■ The problem
Every entry should be repeated exactly as written.
[Start of Attachment]
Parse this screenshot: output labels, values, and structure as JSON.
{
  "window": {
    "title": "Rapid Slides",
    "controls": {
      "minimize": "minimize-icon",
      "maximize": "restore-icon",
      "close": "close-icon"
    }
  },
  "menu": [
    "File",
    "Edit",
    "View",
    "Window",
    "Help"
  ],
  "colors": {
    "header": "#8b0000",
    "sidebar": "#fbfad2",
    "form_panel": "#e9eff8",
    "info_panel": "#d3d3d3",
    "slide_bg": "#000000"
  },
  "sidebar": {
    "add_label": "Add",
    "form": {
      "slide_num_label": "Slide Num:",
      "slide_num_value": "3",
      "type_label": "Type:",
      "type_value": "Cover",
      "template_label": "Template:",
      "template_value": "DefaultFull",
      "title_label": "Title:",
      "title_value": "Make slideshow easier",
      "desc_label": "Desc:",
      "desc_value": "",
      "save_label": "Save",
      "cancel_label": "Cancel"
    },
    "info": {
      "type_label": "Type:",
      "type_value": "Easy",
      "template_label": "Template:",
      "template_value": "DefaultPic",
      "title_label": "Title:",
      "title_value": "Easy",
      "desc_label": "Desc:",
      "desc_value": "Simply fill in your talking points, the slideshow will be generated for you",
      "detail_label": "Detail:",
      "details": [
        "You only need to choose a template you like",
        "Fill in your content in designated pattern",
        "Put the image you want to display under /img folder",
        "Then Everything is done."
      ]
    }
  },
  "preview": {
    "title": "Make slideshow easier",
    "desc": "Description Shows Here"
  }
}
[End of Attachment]
■ Solved problem
Parse this screenshot: output labels, values, and structure as JSON.
{
  "window": {
    "title": "Rapid Slides",
    "controls": {
      "minimize": "minimize-icon",
      "maximize": "restore-icon",
      "close": "close-icon"
    }
  },
  "menu": [
    "File",
    "Edit",
    "View",
    "Window",
    "Help"
  ],
  "colors": {
    "header": "#8b0000",
    "sidebar": "#fbfad2",
    "form_panel": "#e9eff8",
    "info_panel": "#d3d3d3",
    "slide_bg": "#000000"
  },
  "sidebar": {
    "add_label": "Add",
    "form": {
      "slide_num_label": "Slide Num:",
      "slide_num_value": "3",
      "type_label": "Type:",
      "type_value": "Cover",
      "template_label": "Template:",
      "template_value": "DefaultFull",
      "title_label": "Title:",
      "title_value": "Make slideshow easier",
      "desc_label": "Desc:",
      "desc_value": "",
      "save_label": "Save",
      "cancel_label": "Cancel"
    },
    "info": {
      "type_label": "Type:",
      "type_value": "Easy",
      "template_label": "Template:",
      "template_value": "DefaultPic",
      "title_label": "Title:",
      "title_value": "Easy",
      "desc_label": "Desc:",
      "desc_value": "Simply fill in your talking points, the slideshow will be generated for you",
      "detail_label": "Detail:",
      "details": [
        "You only need to choose a template you like",
        "Fill in your content in designated pattern",
        "Put the image you want to display under /img folder",
        "Then Everything is done."
      ]
    }
  },
  "preview": {
    "title": "Make slideshow easier",
    "desc": "Description Shows Here"
  }
}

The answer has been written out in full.